Exercise prompt: Please read the records below and return each line holding the string "warning".

Data in this exercise:
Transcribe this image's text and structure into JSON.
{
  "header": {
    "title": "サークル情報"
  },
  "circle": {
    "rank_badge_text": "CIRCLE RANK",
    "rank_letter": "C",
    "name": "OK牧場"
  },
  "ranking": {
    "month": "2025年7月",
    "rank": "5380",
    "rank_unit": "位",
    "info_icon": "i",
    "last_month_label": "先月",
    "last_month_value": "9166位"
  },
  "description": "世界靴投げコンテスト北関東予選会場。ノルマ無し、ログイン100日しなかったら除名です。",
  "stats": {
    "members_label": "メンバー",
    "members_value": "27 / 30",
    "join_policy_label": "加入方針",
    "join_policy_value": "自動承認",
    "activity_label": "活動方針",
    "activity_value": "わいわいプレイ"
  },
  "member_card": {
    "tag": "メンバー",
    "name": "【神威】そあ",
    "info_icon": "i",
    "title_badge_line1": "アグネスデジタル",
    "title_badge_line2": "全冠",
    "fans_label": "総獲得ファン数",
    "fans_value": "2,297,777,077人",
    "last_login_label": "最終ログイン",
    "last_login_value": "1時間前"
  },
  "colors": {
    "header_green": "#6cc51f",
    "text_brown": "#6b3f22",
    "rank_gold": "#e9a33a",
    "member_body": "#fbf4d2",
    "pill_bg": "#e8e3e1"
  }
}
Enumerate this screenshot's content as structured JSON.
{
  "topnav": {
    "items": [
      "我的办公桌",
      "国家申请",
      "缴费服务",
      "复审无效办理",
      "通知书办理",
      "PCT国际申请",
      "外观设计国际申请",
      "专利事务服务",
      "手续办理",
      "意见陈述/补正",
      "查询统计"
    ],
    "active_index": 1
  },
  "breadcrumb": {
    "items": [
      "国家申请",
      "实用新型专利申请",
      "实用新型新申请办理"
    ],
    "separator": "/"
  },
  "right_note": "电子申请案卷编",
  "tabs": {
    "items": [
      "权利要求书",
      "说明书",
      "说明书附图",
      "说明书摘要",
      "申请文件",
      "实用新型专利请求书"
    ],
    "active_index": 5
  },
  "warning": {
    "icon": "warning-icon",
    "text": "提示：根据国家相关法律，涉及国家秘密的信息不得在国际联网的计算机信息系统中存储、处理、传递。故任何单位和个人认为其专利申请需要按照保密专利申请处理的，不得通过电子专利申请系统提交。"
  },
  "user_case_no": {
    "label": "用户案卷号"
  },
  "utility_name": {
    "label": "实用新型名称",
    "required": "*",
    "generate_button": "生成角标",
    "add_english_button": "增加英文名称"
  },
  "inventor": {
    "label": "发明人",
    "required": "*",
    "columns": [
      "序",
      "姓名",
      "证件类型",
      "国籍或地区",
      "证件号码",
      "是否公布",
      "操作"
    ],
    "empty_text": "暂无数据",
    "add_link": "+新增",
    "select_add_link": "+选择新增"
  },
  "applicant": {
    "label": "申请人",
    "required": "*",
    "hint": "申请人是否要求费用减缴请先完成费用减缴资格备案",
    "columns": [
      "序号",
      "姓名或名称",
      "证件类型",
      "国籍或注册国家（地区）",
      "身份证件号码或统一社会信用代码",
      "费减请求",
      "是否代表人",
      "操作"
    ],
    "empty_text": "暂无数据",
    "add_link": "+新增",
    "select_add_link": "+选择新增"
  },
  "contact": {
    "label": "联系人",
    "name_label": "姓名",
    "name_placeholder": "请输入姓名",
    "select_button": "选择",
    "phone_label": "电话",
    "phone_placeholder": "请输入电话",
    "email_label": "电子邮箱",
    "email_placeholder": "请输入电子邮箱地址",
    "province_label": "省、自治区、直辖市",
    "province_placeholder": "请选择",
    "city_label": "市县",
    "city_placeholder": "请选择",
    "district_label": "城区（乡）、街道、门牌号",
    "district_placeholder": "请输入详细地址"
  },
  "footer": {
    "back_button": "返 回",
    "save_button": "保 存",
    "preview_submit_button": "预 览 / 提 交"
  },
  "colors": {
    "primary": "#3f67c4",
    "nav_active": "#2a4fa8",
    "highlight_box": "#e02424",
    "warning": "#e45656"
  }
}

Result of this exercise:
  "warning": {
    "icon": "warning-icon",
    "warning": "#e45656"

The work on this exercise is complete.